Community center plan evolving
ROSEMOUNT — Curious residents engaged in discussion Monday about the potential new recreational facility.
Mark Wentzell, an architect with 292 Design Group, led the open house May 20 at the Rosemount Community Center. He offered a presentation and residents gathered at tables, listened and discussed the needs and wants.
Gauging the community's appetite for a new recreational facility began in January 2018, Mayor Bill Droste reminded the crowd. Committee members spoke to many groups, reviewed a market analysis and financial study and then decided to move forward.
Seated at circular tables Monday, citizens were posed questions:
- What's your biggest question?
- Does it excite you enough for us to keep going?
- Would or your family come here?
One resident spoke of interest in having a pool diving board for school competition. Another voiced the need to serve teens' recreational needs and suggested a climbing wall or other pool features.
Sandeep Singh of Rosemount asked about the potential operating costs; everyone learned there is no answer yet, but projected construction costs is $29 million plus another million to land.
Singh said he, his wife and 6-year-old son would use the new facility since now they travel to utilize the offerings at the Eagan YMCA. Singh said he came to Minnesota from Cleveland, where residents pay city taxes that Minnesota does not have. Singh said he would be OK with paying both a membership fee and an additional amount on his property taxes to support a new recreational facility.
The facility proposed would be approximately 80,000 square feet. This is not as big as the facility in Inver Grove Heights but larger than the center in Hastings.
"Every community has an appetite of what they think is appropriate for their community, so we try to take a sense of that and come up with a facility that is right size for your community so it provides you with activities but not build so much that you can't afford it and also regret that you did not build more, which is a difficult target to hit," Wentzell said.
These types of building rarely pay for themselves, he added.
There may be many income streams such as fees for swimming lessons. There is ongoing discussion with the YMCA. In some community partnerships have been formed with the county, school districts and even the National Guard sharing in the financial operations.
The presentation outlined a demographic analysis of service area.
"Your primary service area is large enough to support a facility — you are not a small town and Rosemount has a large participation rate for your community with recreation and so a recreation facility is very viable," Wentzell said.
"The market analysts we hired as a subcontractor and architect said that we are wealthier, we are younger and we have more kids than the national average, and he told us those things and he said you can likely support a facility," said Logan Martin, city administrator.

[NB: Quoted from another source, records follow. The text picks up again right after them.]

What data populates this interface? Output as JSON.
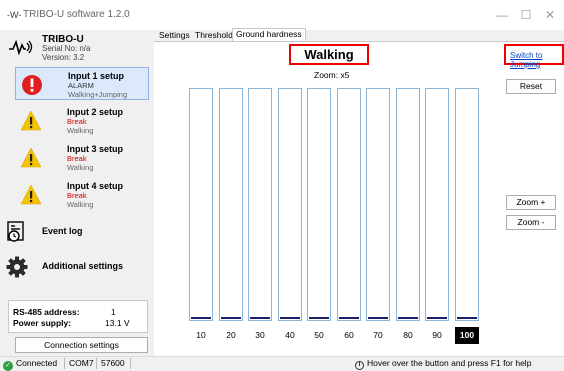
{
  "window": {
    "title": "TRIBO-U software 1.2.0",
    "app_icon": "signal-wave-icon"
  },
  "brand": {
    "name": "TRIBO-U",
    "serial": "Serial No: n/a",
    "version": "Version: 3.2",
    "logo_icon": "signal-wave-icon"
  },
  "setups": [
    {
      "name": "Input 1 setup",
      "status": "ALARM",
      "mode": "Walking+Jumping",
      "icon": "red-alarm-icon"
    },
    {
      "name": "Input 2 setup",
      "status": "Break",
      "mode": "Walking",
      "icon": "yellow-warning-icon"
    },
    {
      "name": "Input 3 setup",
      "status": "Break",
      "mode": "Walking",
      "icon": "yellow-warning-icon"
    },
    {
      "name": "Input 4 setup",
      "status": "Break",
      "mode": "Walking",
      "icon": "yellow-warning-icon"
    }
  ],
  "nav": {
    "event_log": "Event log",
    "additional_settings": "Additional settings"
  },
  "info": {
    "rs485_label": "RS-485 address:",
    "rs485_value": "1",
    "power_label": "Power supply:",
    "power_value": "13.1 V"
  },
  "connection_button": "Connection settings",
  "tabs": [
    {
      "label": "Settings"
    },
    {
      "label": "Threshold"
    },
    {
      "label": "Ground hardness"
    }
  ],
  "content": {
    "title": "Walking",
    "switch_link": "Switch to Jumping",
    "zoom_label": "Zoom: x5",
    "reset": "Reset",
    "zoom_in": "Zoom +",
    "zoom_out": "Zoom -",
    "bars": [
      {
        "label": "10",
        "level": 0.01
      },
      {
        "label": "20",
        "level": 0.01
      },
      {
        "label": "30",
        "level": 0.01
      },
      {
        "label": "40",
        "level": 0.01
      },
      {
        "label": "50",
        "level": 0.01
      },
      {
        "label": "60",
        "level": 0.01
      },
      {
        "label": "70",
        "level": 0.01
      },
      {
        "label": "80",
        "level": 0.01
      },
      {
        "label": "90",
        "level": 0.01
      },
      {
        "label": "100",
        "level": 0.01,
        "selected": true
      }
    ]
  },
  "statusbar": {
    "connected": "Connected",
    "port": "COM7",
    "baud": "57600",
    "hint": "Hover over the button and press F1 for help"
  }
}
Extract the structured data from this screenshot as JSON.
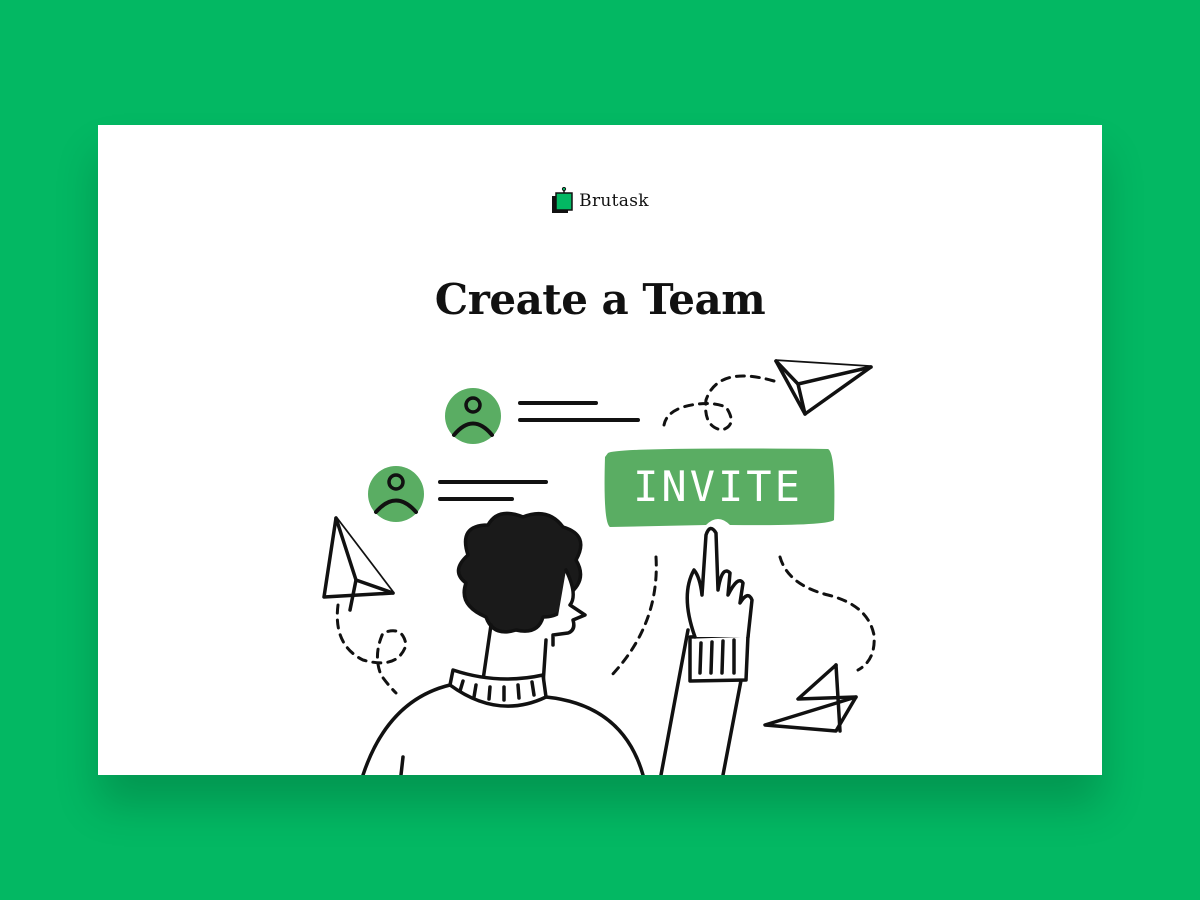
{
  "brand": {
    "name": "Brutask",
    "logo_icon": "brutask-logo-icon"
  },
  "page": {
    "title": "Create a Team"
  },
  "illustration": {
    "invite_label": "INVITE"
  },
  "colors": {
    "background": "#03b863",
    "card": "#ffffff",
    "accent_green": "#5aad63",
    "ink": "#111111"
  }
}
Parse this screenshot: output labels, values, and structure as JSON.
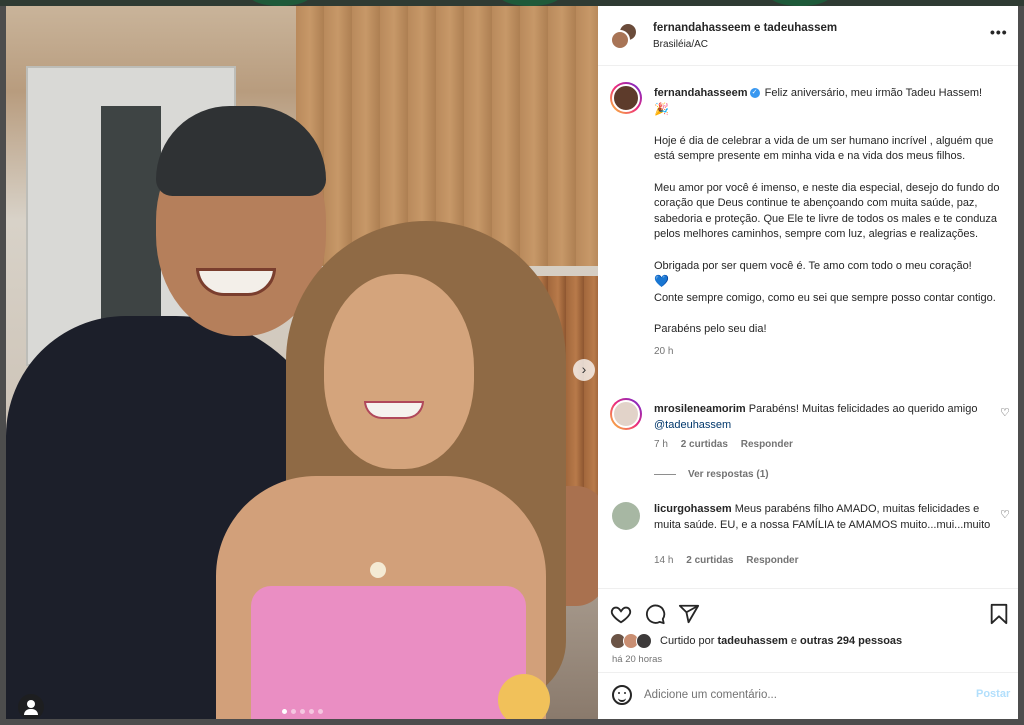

Rosemount reports a higher percentage of household incomes that earn more than $50,000 and this is higher than the national average.
"That is a baseline income that they use for people who can afford to pay for recreation," Wentzell said.
In Rosemount, 8% of the community earns less than $25,000 a year and that is quite a bit smaller percentage than the national average with that income level. The facility would allow for scholarships or subsidies.
City officials have met with stakeholder groups from District 196 Public School and District 196 Community Education, Hope Fieldhouse, Rosemount High School administration and coaches, Rosemount Area Athletic Association, Salvo Soccer Club, Rosemount Area Hockey Association and Blackline Aquatics Club.
Wentzell showed a PowerPoint presentation and broke down the numbers for projected costs to build the recreation facility. The construction comes in just under $29 million. This does not include land, extraordinary site and development costs that could run more than $1 million.
The breakdown is:
- $24,946,513 for construction, site development, parking lots, driveways and landscaping.
- $1,127,500 for furniture, fixtures and equipment, testing survey and sewer availability.
- $1,621,523 for design and engineering fees
- $1,247,326 for a contingency fund.
Martin said the study has by intention moved along more slowly and with more purpose so not to miss anyone with the goal of making it a more successful process.